- Exercise data:

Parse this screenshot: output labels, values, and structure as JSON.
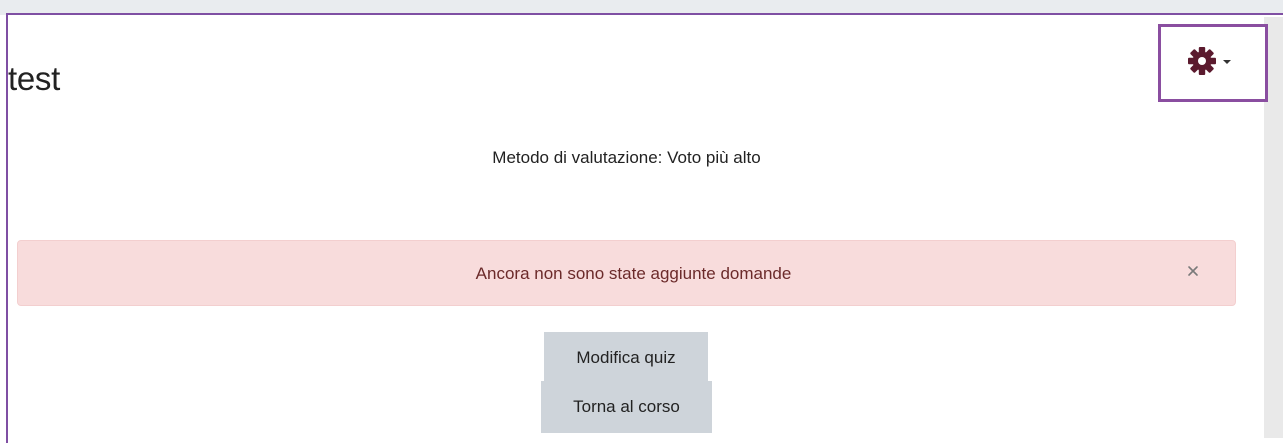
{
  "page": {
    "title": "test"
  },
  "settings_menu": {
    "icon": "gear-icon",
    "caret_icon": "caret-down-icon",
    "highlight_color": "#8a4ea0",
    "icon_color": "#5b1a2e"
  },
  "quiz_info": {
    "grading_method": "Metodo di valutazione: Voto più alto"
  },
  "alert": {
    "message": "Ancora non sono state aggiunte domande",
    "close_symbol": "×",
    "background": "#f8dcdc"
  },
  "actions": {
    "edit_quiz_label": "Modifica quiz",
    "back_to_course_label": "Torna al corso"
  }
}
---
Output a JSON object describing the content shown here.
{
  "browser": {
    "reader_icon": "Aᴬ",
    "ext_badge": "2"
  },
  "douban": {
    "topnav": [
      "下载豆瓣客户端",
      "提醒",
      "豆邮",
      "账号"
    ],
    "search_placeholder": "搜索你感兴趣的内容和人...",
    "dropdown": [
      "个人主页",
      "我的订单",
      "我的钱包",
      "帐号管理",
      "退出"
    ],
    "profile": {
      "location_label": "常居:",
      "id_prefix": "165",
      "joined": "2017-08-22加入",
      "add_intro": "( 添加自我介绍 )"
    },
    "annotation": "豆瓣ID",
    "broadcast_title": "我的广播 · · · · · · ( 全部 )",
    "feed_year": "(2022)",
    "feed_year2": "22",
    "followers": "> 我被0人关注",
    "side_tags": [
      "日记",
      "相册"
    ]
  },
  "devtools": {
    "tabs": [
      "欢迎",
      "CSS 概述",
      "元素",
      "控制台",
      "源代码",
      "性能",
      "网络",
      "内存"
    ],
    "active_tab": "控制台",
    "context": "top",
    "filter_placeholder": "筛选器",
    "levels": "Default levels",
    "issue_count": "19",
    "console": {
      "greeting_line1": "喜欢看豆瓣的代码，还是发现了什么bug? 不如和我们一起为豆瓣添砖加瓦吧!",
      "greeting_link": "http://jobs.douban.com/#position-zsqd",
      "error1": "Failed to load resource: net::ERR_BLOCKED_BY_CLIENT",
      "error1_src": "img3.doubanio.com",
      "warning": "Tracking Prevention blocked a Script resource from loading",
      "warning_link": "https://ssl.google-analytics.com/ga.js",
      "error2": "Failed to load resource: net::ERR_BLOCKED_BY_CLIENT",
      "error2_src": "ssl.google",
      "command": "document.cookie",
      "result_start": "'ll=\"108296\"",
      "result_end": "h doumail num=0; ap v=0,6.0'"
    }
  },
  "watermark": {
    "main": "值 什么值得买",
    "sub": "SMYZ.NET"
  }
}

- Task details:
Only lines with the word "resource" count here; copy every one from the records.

- Answer area:
      "error1": "Failed to load resource: net::ERR_BLOCKED_BY_CLIENT",
      "warning": "Tracking Prevention blocked a Script resource from loading",
      "error2": "Failed to load resource: net::ERR_BLOCKED_BY_CLIENT",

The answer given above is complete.